- Action item:
Write the records out exactly as they read, but not the pictures.

- Source information:
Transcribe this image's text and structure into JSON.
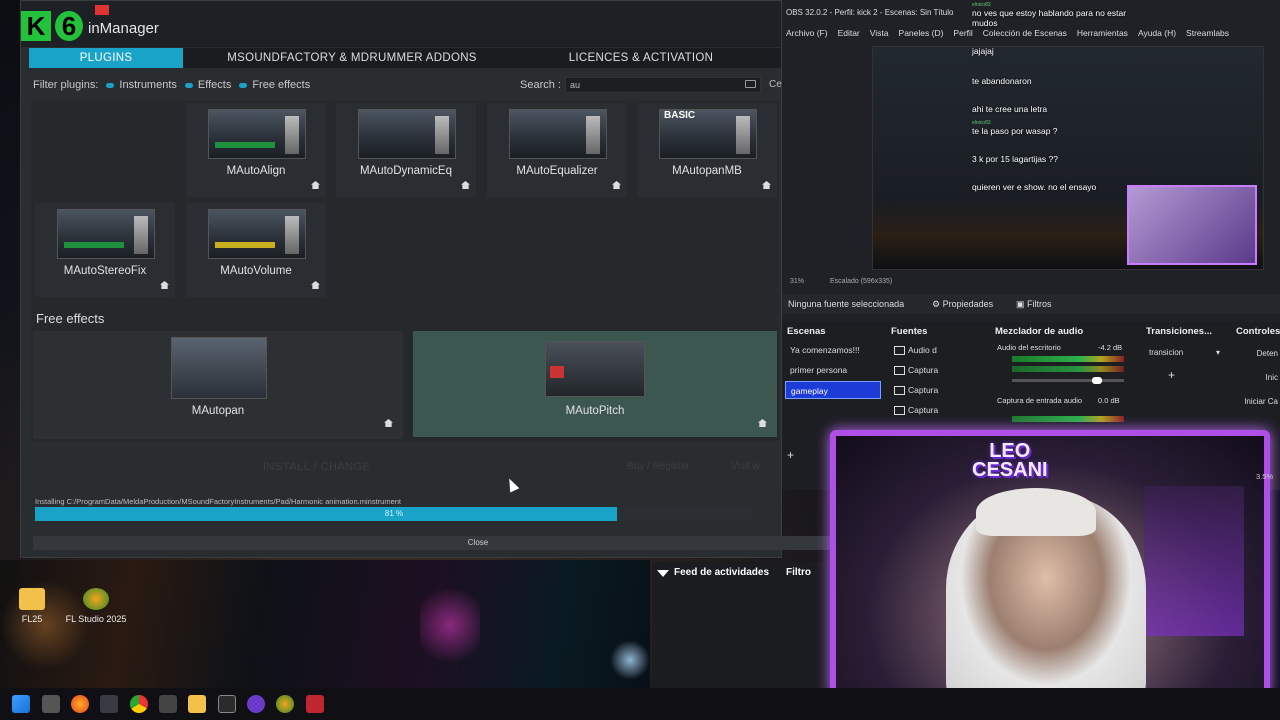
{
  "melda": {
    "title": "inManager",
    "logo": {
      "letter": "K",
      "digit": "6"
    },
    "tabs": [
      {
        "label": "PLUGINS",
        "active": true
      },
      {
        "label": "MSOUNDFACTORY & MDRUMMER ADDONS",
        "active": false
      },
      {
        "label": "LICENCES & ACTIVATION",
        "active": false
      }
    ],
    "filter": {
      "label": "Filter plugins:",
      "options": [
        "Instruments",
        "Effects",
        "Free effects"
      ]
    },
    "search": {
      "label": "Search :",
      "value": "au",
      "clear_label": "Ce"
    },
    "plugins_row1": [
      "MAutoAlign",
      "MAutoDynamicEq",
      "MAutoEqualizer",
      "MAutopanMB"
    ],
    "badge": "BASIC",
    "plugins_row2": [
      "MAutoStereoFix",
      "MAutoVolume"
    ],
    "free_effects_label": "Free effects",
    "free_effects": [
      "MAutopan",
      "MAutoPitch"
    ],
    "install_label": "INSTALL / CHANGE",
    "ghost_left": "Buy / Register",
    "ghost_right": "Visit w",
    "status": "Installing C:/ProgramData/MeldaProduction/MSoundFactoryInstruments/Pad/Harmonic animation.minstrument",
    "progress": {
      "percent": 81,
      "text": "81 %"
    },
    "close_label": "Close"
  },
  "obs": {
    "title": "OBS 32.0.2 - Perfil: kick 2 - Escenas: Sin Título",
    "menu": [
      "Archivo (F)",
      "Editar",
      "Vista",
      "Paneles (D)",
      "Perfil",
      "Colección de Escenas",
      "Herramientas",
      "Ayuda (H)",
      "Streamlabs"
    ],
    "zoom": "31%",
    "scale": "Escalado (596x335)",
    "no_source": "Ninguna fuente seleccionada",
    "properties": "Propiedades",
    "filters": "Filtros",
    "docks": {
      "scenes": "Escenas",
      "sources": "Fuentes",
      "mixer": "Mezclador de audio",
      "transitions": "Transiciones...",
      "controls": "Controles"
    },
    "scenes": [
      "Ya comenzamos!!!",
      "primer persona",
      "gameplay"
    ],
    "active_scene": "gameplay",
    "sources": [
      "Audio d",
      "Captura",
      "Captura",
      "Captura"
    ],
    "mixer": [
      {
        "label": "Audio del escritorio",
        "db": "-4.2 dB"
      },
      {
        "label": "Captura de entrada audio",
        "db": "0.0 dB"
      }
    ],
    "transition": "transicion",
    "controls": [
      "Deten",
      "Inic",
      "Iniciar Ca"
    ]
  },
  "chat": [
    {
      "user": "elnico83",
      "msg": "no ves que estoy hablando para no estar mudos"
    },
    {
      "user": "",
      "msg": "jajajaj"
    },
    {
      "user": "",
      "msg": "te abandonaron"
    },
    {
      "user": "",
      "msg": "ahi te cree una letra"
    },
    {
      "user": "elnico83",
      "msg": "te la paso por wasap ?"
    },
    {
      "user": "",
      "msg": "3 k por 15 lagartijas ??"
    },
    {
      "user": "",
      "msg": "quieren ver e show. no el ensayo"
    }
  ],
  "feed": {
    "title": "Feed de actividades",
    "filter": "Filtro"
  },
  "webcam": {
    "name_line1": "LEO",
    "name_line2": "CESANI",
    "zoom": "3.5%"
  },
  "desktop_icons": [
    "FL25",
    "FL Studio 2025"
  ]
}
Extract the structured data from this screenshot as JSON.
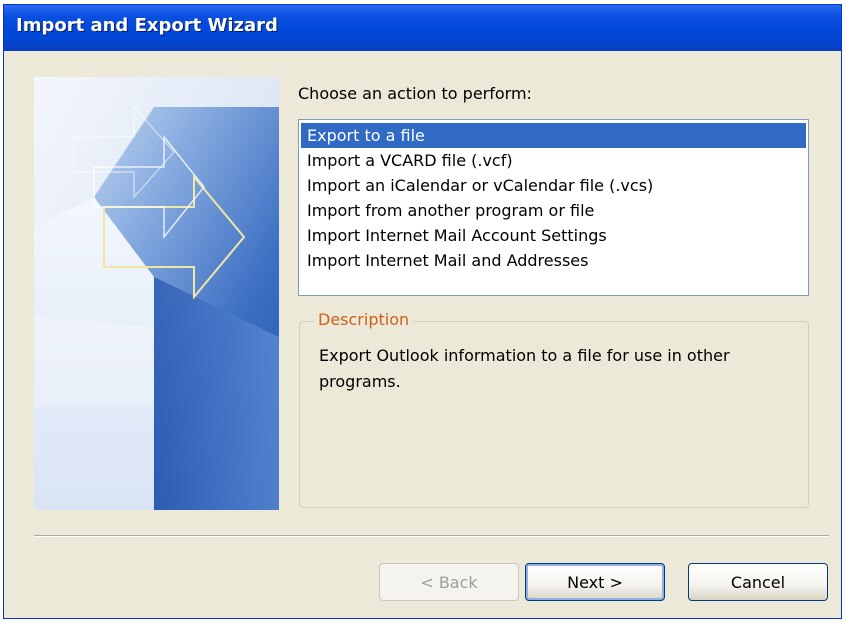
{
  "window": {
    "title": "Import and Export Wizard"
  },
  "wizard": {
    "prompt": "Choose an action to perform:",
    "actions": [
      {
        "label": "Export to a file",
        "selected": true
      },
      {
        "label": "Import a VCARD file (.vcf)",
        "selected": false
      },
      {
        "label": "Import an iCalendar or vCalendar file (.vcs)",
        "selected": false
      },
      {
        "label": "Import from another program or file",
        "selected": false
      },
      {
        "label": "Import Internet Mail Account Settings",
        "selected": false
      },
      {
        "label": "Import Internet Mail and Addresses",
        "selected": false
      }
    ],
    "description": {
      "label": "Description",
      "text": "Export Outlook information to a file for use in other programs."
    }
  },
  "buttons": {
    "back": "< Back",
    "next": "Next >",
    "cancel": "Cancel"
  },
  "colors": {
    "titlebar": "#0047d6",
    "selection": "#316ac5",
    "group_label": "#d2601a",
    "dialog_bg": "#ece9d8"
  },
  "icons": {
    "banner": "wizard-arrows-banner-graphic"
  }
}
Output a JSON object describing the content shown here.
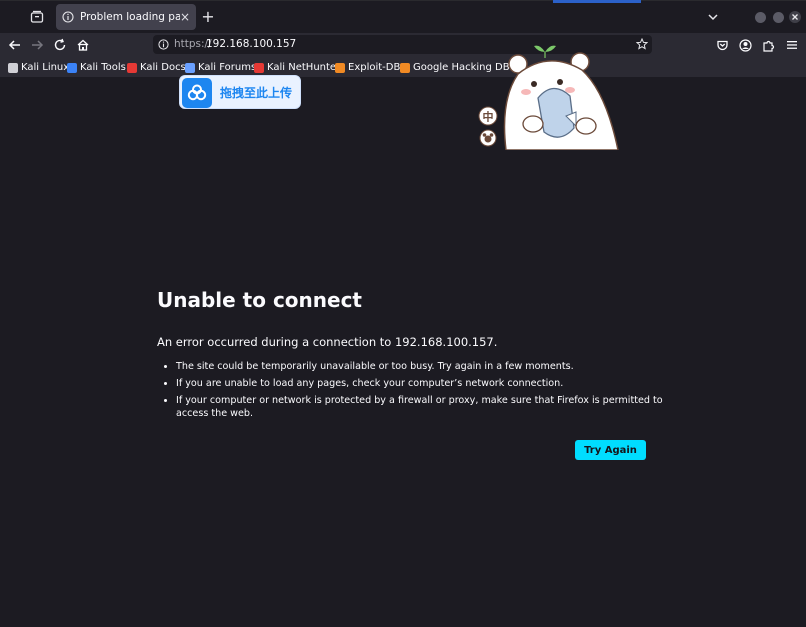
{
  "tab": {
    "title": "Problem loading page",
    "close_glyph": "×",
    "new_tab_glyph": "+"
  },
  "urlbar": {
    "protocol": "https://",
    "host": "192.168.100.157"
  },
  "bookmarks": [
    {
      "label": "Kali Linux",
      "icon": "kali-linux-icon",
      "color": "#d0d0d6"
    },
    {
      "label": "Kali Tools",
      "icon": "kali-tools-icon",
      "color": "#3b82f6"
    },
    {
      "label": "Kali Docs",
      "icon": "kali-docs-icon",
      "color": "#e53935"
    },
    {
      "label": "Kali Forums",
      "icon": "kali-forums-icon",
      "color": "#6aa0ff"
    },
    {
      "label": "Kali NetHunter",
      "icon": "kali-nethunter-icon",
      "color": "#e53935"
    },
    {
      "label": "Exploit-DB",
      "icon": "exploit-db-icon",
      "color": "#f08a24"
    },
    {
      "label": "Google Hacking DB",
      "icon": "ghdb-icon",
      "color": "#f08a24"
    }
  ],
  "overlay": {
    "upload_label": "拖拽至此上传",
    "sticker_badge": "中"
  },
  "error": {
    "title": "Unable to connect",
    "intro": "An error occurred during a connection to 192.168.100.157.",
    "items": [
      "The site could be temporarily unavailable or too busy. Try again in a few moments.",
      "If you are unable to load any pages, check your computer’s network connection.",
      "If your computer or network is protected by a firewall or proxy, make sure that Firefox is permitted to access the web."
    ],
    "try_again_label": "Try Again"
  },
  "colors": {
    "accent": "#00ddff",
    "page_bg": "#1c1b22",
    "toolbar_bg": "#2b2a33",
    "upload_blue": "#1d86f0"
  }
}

- Solution:
Transcribe this image's text and structure into JSON.
{
  "melda": {
    "title": "inManager",
    "logo": {
      "letter": "K",
      "digit": "6"
    },
    "tabs": [
      {
        "label": "PLUGINS",
        "active": true
      },
      {
        "label": "MSOUNDFACTORY & MDRUMMER ADDONS",
        "active": false
      },
      {
        "label": "LICENCES & ACTIVATION",
        "active": false
      }
    ],
    "filter": {
      "label": "Filter plugins:",
      "options": [
        "Instruments",
        "Effects",
        "Free effects"
      ]
    },
    "search": {
      "label": "Search :",
      "value": "au",
      "clear_label": "Ce"
    },
    "plugins_row1": [
      "MAutoAlign",
      "MAutoDynamicEq",
      "MAutoEqualizer",
      "MAutopanMB"
    ],
    "badge": "BASIC",
    "plugins_row2": [
      "MAutoStereoFix",
      "MAutoVolume"
    ],
    "free_effects_label": "Free effects",
    "free_effects": [
      "MAutopan",
      "MAutoPitch"
    ],
    "install_label": "INSTALL / CHANGE",
    "ghost_left": "Buy / Register",
    "ghost_right": "Visit w",
    "status": "Installing C:/ProgramData/MeldaProduction/MSoundFactoryInstruments/Pad/Harmonic animation.minstrument",
    "progress": {
      "percent": 81,
      "text": "81 %"
    },
    "close_label": "Close"
  },
  "obs": {
    "title": "OBS 32.0.2 - Perfil: kick 2 - Escenas: Sin Título",
    "menu": [
      "Archivo (F)",
      "Editar",
      "Vista",
      "Paneles (D)",
      "Perfil",
      "Colección de Escenas",
      "Herramientas",
      "Ayuda (H)",
      "Streamlabs"
    ],
    "zoom": "31%",
    "scale": "Escalado (596x335)",
    "no_source": "Ninguna fuente seleccionada",
    "properties": "Propiedades",
    "filters": "Filtros",
    "docks": {
      "scenes": "Escenas",
      "sources": "Fuentes",
      "mixer": "Mezclador de audio",
      "transitions": "Transiciones...",
      "controls": "Controles"
    },
    "scenes": [
      "Ya comenzamos!!!",
      "primer persona",
      "gameplay"
    ],
    "active_scene": "gameplay",
    "sources": [
      "Audio d",
      "Captura",
      "Captura",
      "Captura"
    ],
    "mixer": [
      {
        "label": "Audio del escritorio",
        "db": "-4.2 dB"
      },
      {
        "label": "Captura de entrada audio",
        "db": "0.0 dB"
      }
    ],
    "transition": "transicion",
    "controls": [
      "Deten",
      "Inic",
      "Iniciar Ca"
    ]
  },
  "chat": [
    {
      "user": "elnico83",
      "msg": "no ves que estoy hablando para no estar mudos"
    },
    {
      "user": "",
      "msg": "jajajaj"
    },
    {
      "user": "",
      "msg": "te abandonaron"
    },
    {
      "user": "",
      "msg": "ahi te cree una letra"
    },
    {
      "user": "elnico83",
      "msg": "te la paso por wasap ?"
    },
    {
      "user": "",
      "msg": "3 k por 15 lagartijas ??"
    },
    {
      "user": "",
      "msg": "quieren ver e show. no el ensayo"
    }
  ],
  "feed": {
    "title": "Feed de actividades",
    "filter": "Filtro"
  },
  "webcam": {
    "name_line1": "LEO",
    "name_line2": "CESANI",
    "zoom": "3.5%"
  },
  "desktop_icons": [
    "FL25",
    "FL Studio 2025"
  ]
}
Extract the structured data from this screenshot as JSON.
{
  "window": {
    "title": "Import and Export Wizard"
  },
  "wizard": {
    "prompt": "Choose an action to perform:",
    "actions": [
      {
        "label": "Export to a file",
        "selected": true
      },
      {
        "label": "Import a VCARD file (.vcf)",
        "selected": false
      },
      {
        "label": "Import an iCalendar or vCalendar file (.vcs)",
        "selected": false
      },
      {
        "label": "Import from another program or file",
        "selected": false
      },
      {
        "label": "Import Internet Mail Account Settings",
        "selected": false
      },
      {
        "label": "Import Internet Mail and Addresses",
        "selected": false
      }
    ],
    "description": {
      "label": "Description",
      "text": "Export Outlook information to a file for use in other programs."
    }
  },
  "buttons": {
    "back": "< Back",
    "next": "Next >",
    "cancel": "Cancel"
  },
  "colors": {
    "titlebar": "#0047d6",
    "selection": "#316ac5",
    "group_label": "#d2601a",
    "dialog_bg": "#ece9d8"
  },
  "icons": {
    "banner": "wizard-arrows-banner-graphic"
  }
}
Output a JSON object describing the content shown here.
{
  "tab": {
    "title": "Problem loading page",
    "close_glyph": "×",
    "new_tab_glyph": "+"
  },
  "urlbar": {
    "protocol": "https://",
    "host": "192.168.100.157"
  },
  "bookmarks": [
    {
      "label": "Kali Linux",
      "icon": "kali-linux-icon",
      "color": "#d0d0d6"
    },
    {
      "label": "Kali Tools",
      "icon": "kali-tools-icon",
      "color": "#3b82f6"
    },
    {
      "label": "Kali Docs",
      "icon": "kali-docs-icon",
      "color": "#e53935"
    },
    {
      "label": "Kali Forums",
      "icon": "kali-forums-icon",
      "color": "#6aa0ff"
    },
    {
      "label": "Kali NetHunter",
      "icon": "kali-nethunter-icon",
      "color": "#e53935"
    },
    {
      "label": "Exploit-DB",
      "icon": "exploit-db-icon",
      "color": "#f08a24"
    },
    {
      "label": "Google Hacking DB",
      "icon": "ghdb-icon",
      "color": "#f08a24"
    }
  ],
  "overlay": {
    "upload_label": "拖拽至此上传",
    "sticker_badge": "中"
  },
  "error": {
    "title": "Unable to connect",
    "intro": "An error occurred during a connection to 192.168.100.157.",
    "items": [
      "The site could be temporarily unavailable or too busy. Try again in a few moments.",
      "If you are unable to load any pages, check your computer’s network connection.",
      "If your computer or network is protected by a firewall or proxy, make sure that Firefox is permitted to access the web."
    ],
    "try_again_label": "Try Again"
  },
  "colors": {
    "accent": "#00ddff",
    "page_bg": "#1c1b22",
    "toolbar_bg": "#2b2a33",
    "upload_blue": "#1d86f0"
  }
}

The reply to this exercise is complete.